Beam Development and Colas Development Group, the two local firms that won the bid for the Portland site, are working with MusicPortland to try to find an independent operator or win concessions from Live Nation that it believes will help maintain a competitive music marketplace in the city. 

“They’re open to the conversation,” Dunphy said. “They just need to see the dollars and see it actually pencil, because it's really hard to get financing right now.”

Anjee Solanki, Colliers’ San Francisco-based national director of retail services, stressed how important the ability to impact financing is for developers in today’s high-interest-rate environment. That can determine which companies are selected to operate venues at new projects.

“It’s all about credit today, credit, credit, credit,” Solanki said. “Strong credit, as well as a strong brand, and then the icing on that cake will be that the landlord doesn't have to invest as much capital.” 

Music venues, along with event venues like Time Out Market or Punch Bowl Social, are prime retail tenants for larger developments because they can act as a nighttime anchor the same way a grocery store can anchor a strip mall during the day, Solanki said.

“When we look at dwell time, you start to see a drop at 8 p.m. because everyone's heading home. You see that drop seven days a week,” she said. “But what if you were to capture that?” 

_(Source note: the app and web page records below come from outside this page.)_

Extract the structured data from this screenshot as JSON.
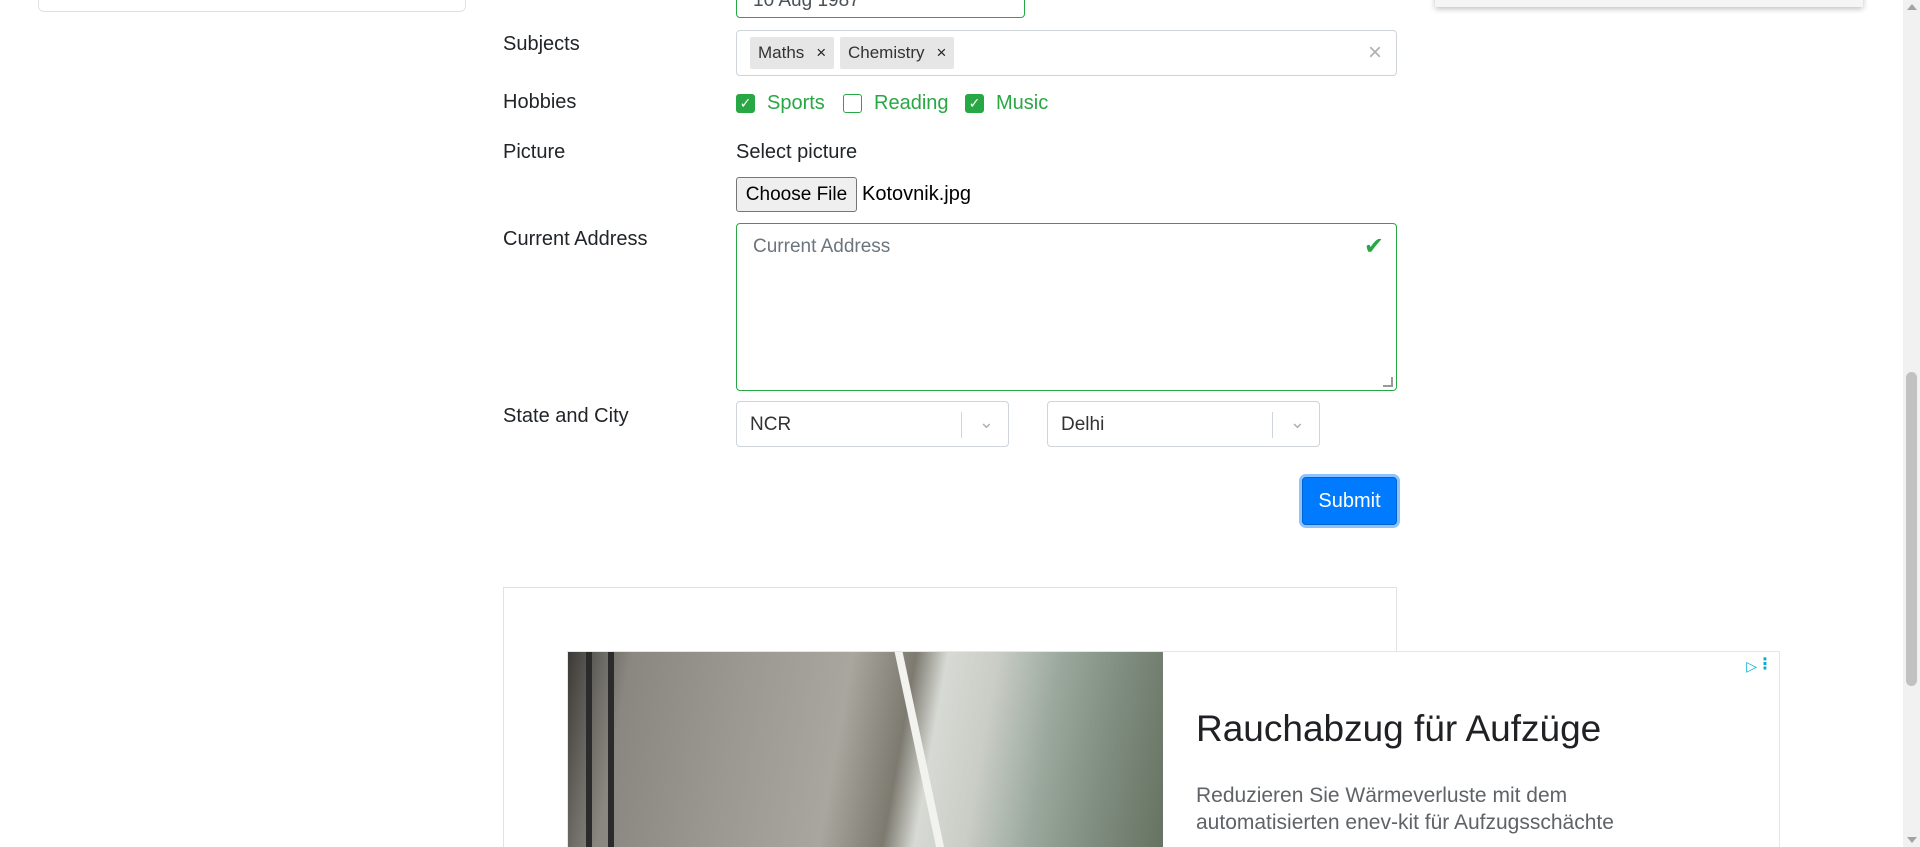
{
  "form": {
    "dob": {
      "value": "10 Aug 1987"
    },
    "subjects": {
      "label": "Subjects",
      "chips": [
        "Maths",
        "Chemistry"
      ],
      "chip_remove": "×",
      "clear": "×"
    },
    "hobbies": {
      "label": "Hobbies",
      "items": [
        {
          "label": "Sports",
          "checked": true
        },
        {
          "label": "Reading",
          "checked": false
        },
        {
          "label": "Music",
          "checked": true
        }
      ]
    },
    "picture": {
      "label": "Picture",
      "caption": "Select picture",
      "button_label": "Choose File",
      "file_name": "Kotovnik.jpg"
    },
    "address": {
      "label": "Current Address",
      "placeholder": "Current Address"
    },
    "state_city": {
      "label": "State and City",
      "state": "NCR",
      "city": "Delhi"
    },
    "submit_label": "Submit"
  },
  "ad": {
    "title": "Rauchabzug für Aufzüge",
    "description": "Reduzieren Sie Wärmeverluste mit dem automatisierten enev-kit für Aufzugsschächte"
  },
  "icons": {
    "check": "✔",
    "checkbox_check": "✓",
    "chevron": "⌄",
    "ad_choices": "▷",
    "ad_menu": "⋮"
  },
  "colors": {
    "success": "#28a745",
    "primary": "#007bff"
  }
}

Regardless of a development's size, live entertainment is seen as an increasingly important piece of its puzzle. 

Solanki’s team represents Ole Red, a music venue and restaurant brand launched by country star Blake Shelton. That kind of multistory, 5,000-plus-seat experience works well at a retail center that is larger than 2M SF, she said, because those properties tend to be anchored to a sports arena or other attraction that draws tourist traffic. 

The Anthem music venue anchoring The Wharf in Washington, D.C., has a 6,000-person capacity.

Landlords at properties larger than 750K SF look to bring music to their sites by partnering with a hospitality company that has experience running restaurants with a live music component, Solanki said. Owners of smaller retail centers look to lure shoppers by hiring local talent to play in public spaces. 

The Wharf in Washington, D.C., was designed to do all three.

The $3.6B project, completed in 2022, includes 1,490 residences across seven towers, 300K SF of retail, four hotels and 18 acres of open space. City officials wanted the public-private partnership to include some civic components, and ideas for an art museum or planetarium were floated. 

Monty Hoffman, the founder of Hoffman & Associates, which co-developed The Wharf, recalled that his firm included an aquarium in its winning proposal as part of the public bidding process for the waterfront site in Southwest D.C. But Hoffman said he knew he could create a more vibrant destination with live music.

“What I love about the music venues in particular, they kind of just make people happy,” he said. “It's like hometown sports or something. There's this spirit, this soul that's with it, and it's hard to monetize it.”

It took years to convince city officials that a music venue was the right choice to create a popular riverfront destination, Hoffman said, but he ultimately succeeded. The Wharf pulled in 8 million visitors last year, he said, while the entire city attracted 26 million tourists.

The Wharf includes a 6,000-seat venue called The Anthem, which was christened with a Foo Fighters concert, along with Union Stage's 450-person capacity and Pearl Street Warehouse, which can hold up to 300 people. Free concerts happen on a pier bandstand every Wednesday in the summer. 

Hoffman made a deal to operate The Anthem with I.M.P. Concerts, a local promoter that runs iconic Washington, D.C., spaces like the 9:30 Club and Merriweather Post Pavilion. Still, tickets for The Anthem are sold on Ticketmaster, and Live Nation-led tours are frequently the acts playing at the venue. 

“Live Nation was an obvious option, but I decided to go with I.M.P. because they were really the hometown promoter,” Hoffman said. “It felt more authentic.”

CORRECTION, JUNE 12, 3:30 P.M.: A previous version of this story incorrectly identified the producer of Taylor Swift's Eras tour. The story has been updated.